Probe into last July's viaduct collapse not completed yet

Workers looking at the damaged viaduct after it collapsed, on July 14, 2017.
Workers looking at the damaged viaduct after it collapsed, on July 14, 2017. ST PHOTO: AZIZ HUSSIN

Six months after a road viaduct collapsed in Upper Changi Road East, investigations into the accident which killed one worker and injured 10 others have not been completed.

Transport Minister Khaw Boon Wan said in a written parliamentary reply on Monday that investigations are still ongoing.

"After investigations are completed, the matter will be referred to the Attorney-General's Chambers for their assessment. More information will be provided at the appropriate juncture," he said in response to Workers' Party Non-Constituency MP Dennis Tan, who asked for an update.

Last August, Senior Minister of State for Transport Lam Pin Min told the House that investigations into the July 14 tragedy would be wrapped up by October. It is not known what is causing the delay, or when the probe will be completed.

Listed home-grown engineering firm OKP Holdings clinched the viaduct project in 2015 for $94.6 million - the lowest bid.

In August, Dr Lam revealed that a price-quality ratio of 70:30 was used to assess bids for the ill-fated viaduct project. In the quality component, the Land Transport Authority assigned 25 per cent to safety.

He noted OKP "actually scored the lowest for quality in the project submission", although it had the highest price-quality score overall.

Post-incident checks revealed cracks at 11 other locations along the viaduct. It has also emerged that a consultant from CPG - OKP's sub-contractor - who designed the viaduct was also the supervisor who checked the construction works.

While the practice is not illegal, industry players said it is not ideal.

The viaduct, linking Tampines Expressway to the Pan-Island Expressway and Upper Changi Road East, was slated to be completed by the first quarter of 2020.

Work has halted since the collapse, and will not resume until investigations are over.

The Manpower Ministry issued 66 stop-work orders in the first 11 months of last year. Most have since been lifted.

Two weeks after the collapse, Manpower Minister Lim Swee Say called it a "wake-up call" and said it would not have happened "if everyone involved in this project had paid enough attention to the design and construction of the viaduct and the safety of workers".

The collapse was among the worst infrastructural failures here in recent years.

In April 2004, a section of Circle MRT Line which was under construction gave way, bringing along with it part of the Nicoll Highway nearby. Four workers were killed.

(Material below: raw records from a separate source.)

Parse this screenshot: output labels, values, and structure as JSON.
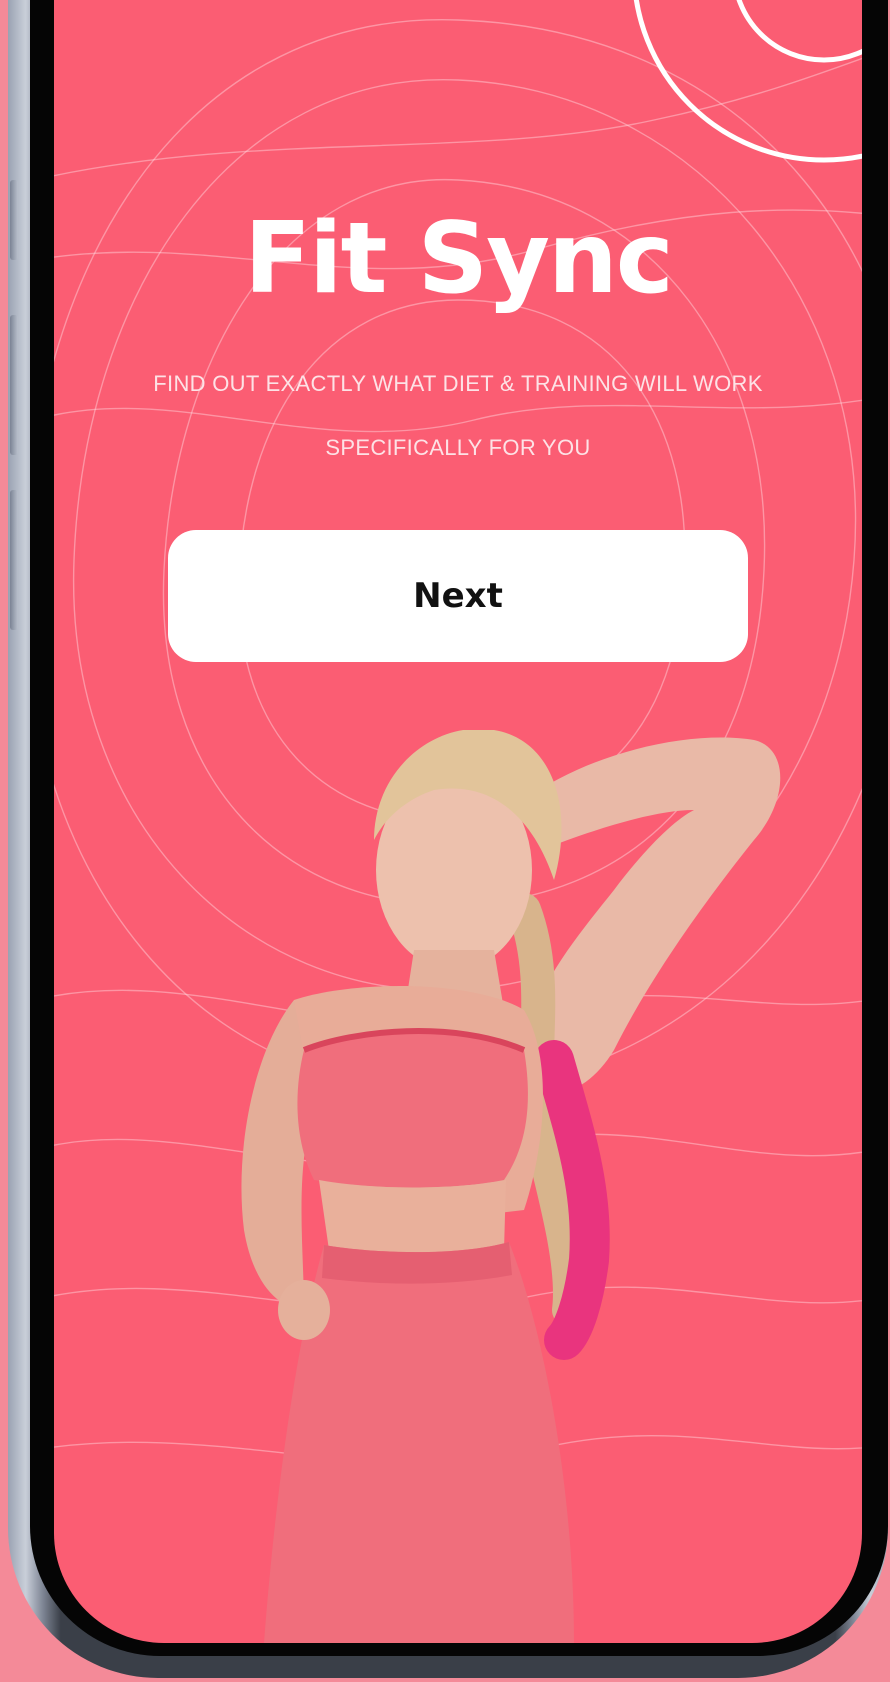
{
  "app": {
    "title": "Fit Sync",
    "tagline": "FIND OUT EXACTLY WHAT DIET & TRAINING WILL WORK SPECIFICALLY FOR YOU"
  },
  "actions": {
    "next_label": "Next"
  },
  "hero": {
    "image": "woman-in-pink-sportswear-photo"
  },
  "colors": {
    "screen_background": "#fb5d73",
    "outer_background": "#f48a98",
    "button_background": "#ffffff",
    "button_text": "#111111",
    "title_text": "#ffffff",
    "outfit": "#f06e7c",
    "hair_accent": "#e9347e"
  }
}
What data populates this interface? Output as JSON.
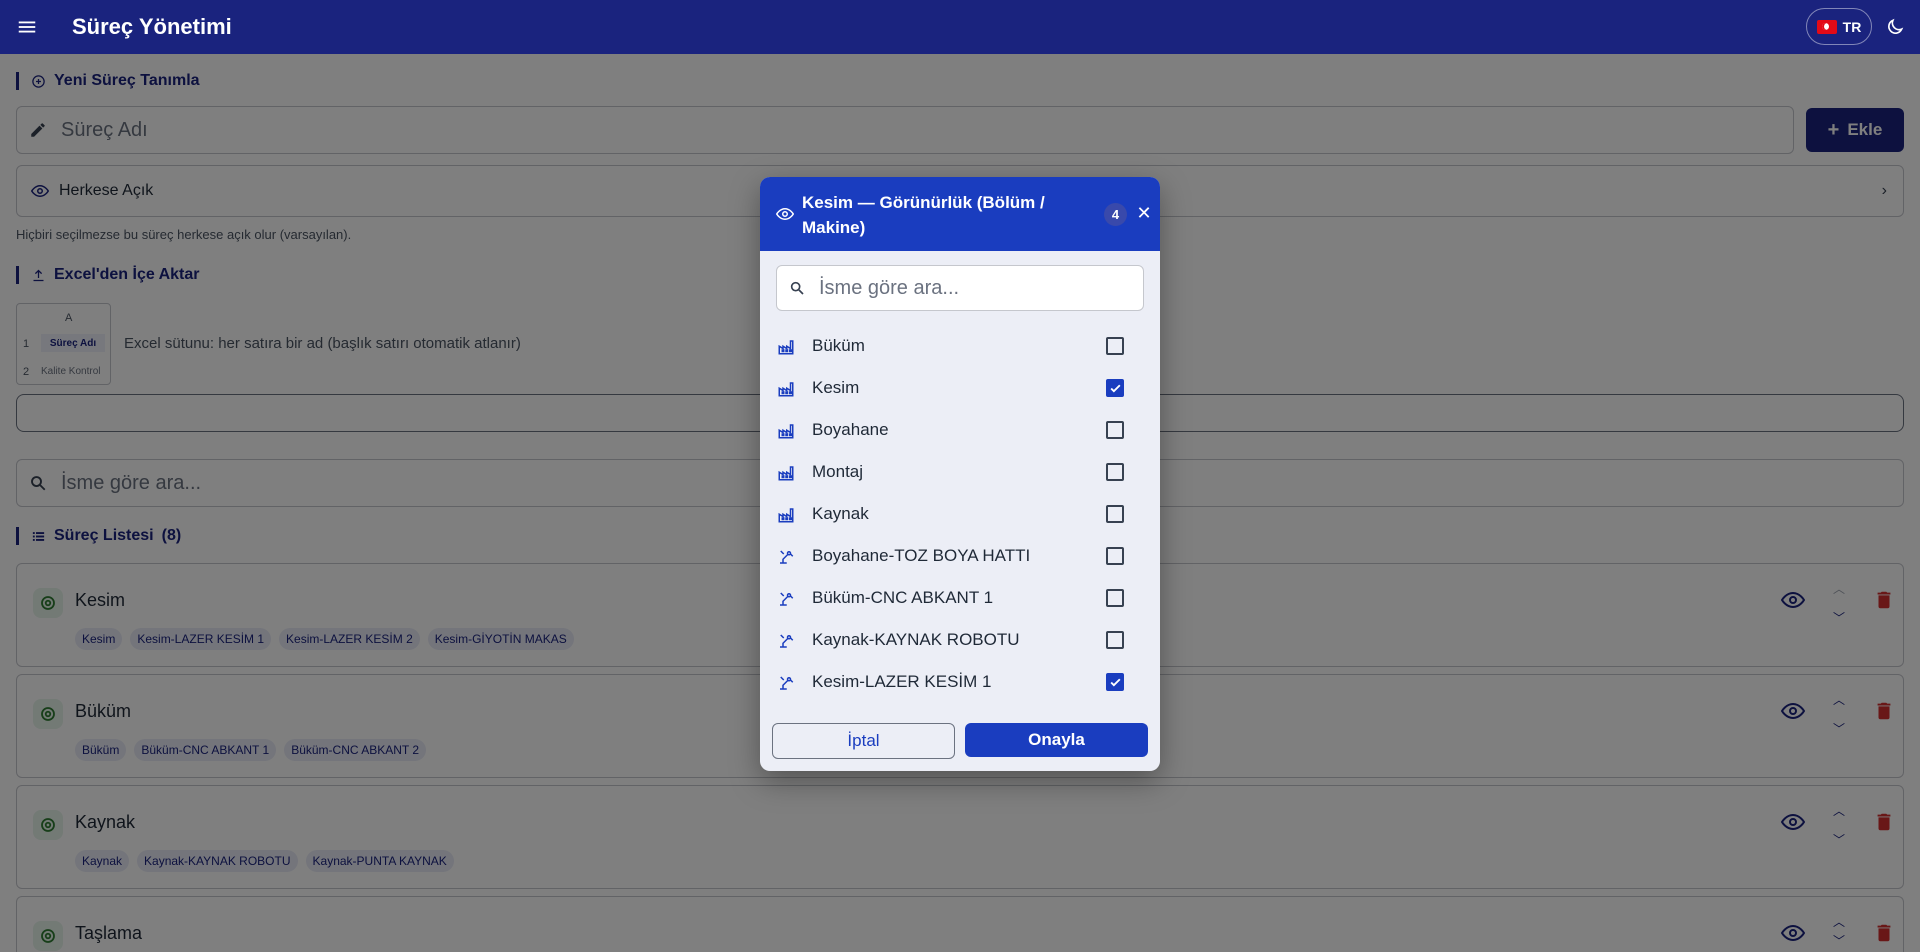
{
  "app": {
    "title": "Süreç Yönetimi",
    "language": "TR"
  },
  "new_process": {
    "heading": "Yeni Süreç Tanımla",
    "name_placeholder": "Süreç Adı",
    "add_label": "Ekle",
    "visibility_label": "Herkese Açık",
    "visibility_hint": "Hiçbiri seçilmezse bu süreç herkese açık olur (varsayılan)."
  },
  "excel_import": {
    "heading": "Excel'den İçe Aktar",
    "column_header": "A",
    "row1_num": "1",
    "row1_value": "Süreç Adı",
    "row2_num": "2",
    "row2_value": "Kalite Kontrol",
    "description": "Excel sütunu: her satıra bir ad (başlık satırı otomatik atlanır)"
  },
  "search": {
    "placeholder": "İsme göre ara..."
  },
  "process_list": {
    "heading": "Süreç Listesi",
    "count": "(8)",
    "items": [
      {
        "name": "Kesim",
        "chips": [
          "Kesim",
          "Kesim-LAZER KESİM 1",
          "Kesim-LAZER KESİM 2",
          "Kesim-GİYOTİN MAKAS"
        ]
      },
      {
        "name": "Büküm",
        "chips": [
          "Büküm",
          "Büküm-CNC ABKANT 1",
          "Büküm-CNC ABKANT 2"
        ]
      },
      {
        "name": "Kaynak",
        "chips": [
          "Kaynak",
          "Kaynak-KAYNAK ROBOTU",
          "Kaynak-PUNTA KAYNAK"
        ]
      },
      {
        "name": "Taşlama",
        "chips": []
      }
    ]
  },
  "dialog": {
    "title": "Kesim — Görünürlük (Bölüm / Makine)",
    "selected_count": "4",
    "search_placeholder": "İsme göre ara...",
    "options": [
      {
        "label": "Büküm",
        "type": "department-icon",
        "checked": false
      },
      {
        "label": "Kesim",
        "type": "department-icon",
        "checked": true
      },
      {
        "label": "Boyahane",
        "type": "department-icon",
        "checked": false
      },
      {
        "label": "Montaj",
        "type": "department-icon",
        "checked": false
      },
      {
        "label": "Kaynak",
        "type": "department-icon",
        "checked": false
      },
      {
        "label": "Boyahane-TOZ BOYA HATTI",
        "type": "machine-icon",
        "checked": false
      },
      {
        "label": "Büküm-CNC ABKANT 1",
        "type": "machine-icon",
        "checked": false
      },
      {
        "label": "Kaynak-KAYNAK ROBOTU",
        "type": "machine-icon",
        "checked": false
      },
      {
        "label": "Kesim-LAZER KESİM 1",
        "type": "machine-icon",
        "checked": true
      }
    ],
    "cancel_label": "İptal",
    "confirm_label": "Onayla"
  },
  "colors": {
    "primary": "#1a237e",
    "dialog_accent": "#1a3dbf",
    "danger": "#d32f2f",
    "success": "#2e7d32"
  }
}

Christopher Tan

A version of this article appeared in the print edition of The Straits Times on January 11, 2018, with the headline 'Probe into last July's viaduct collapse not completed yet'. Print Edition | Subscribe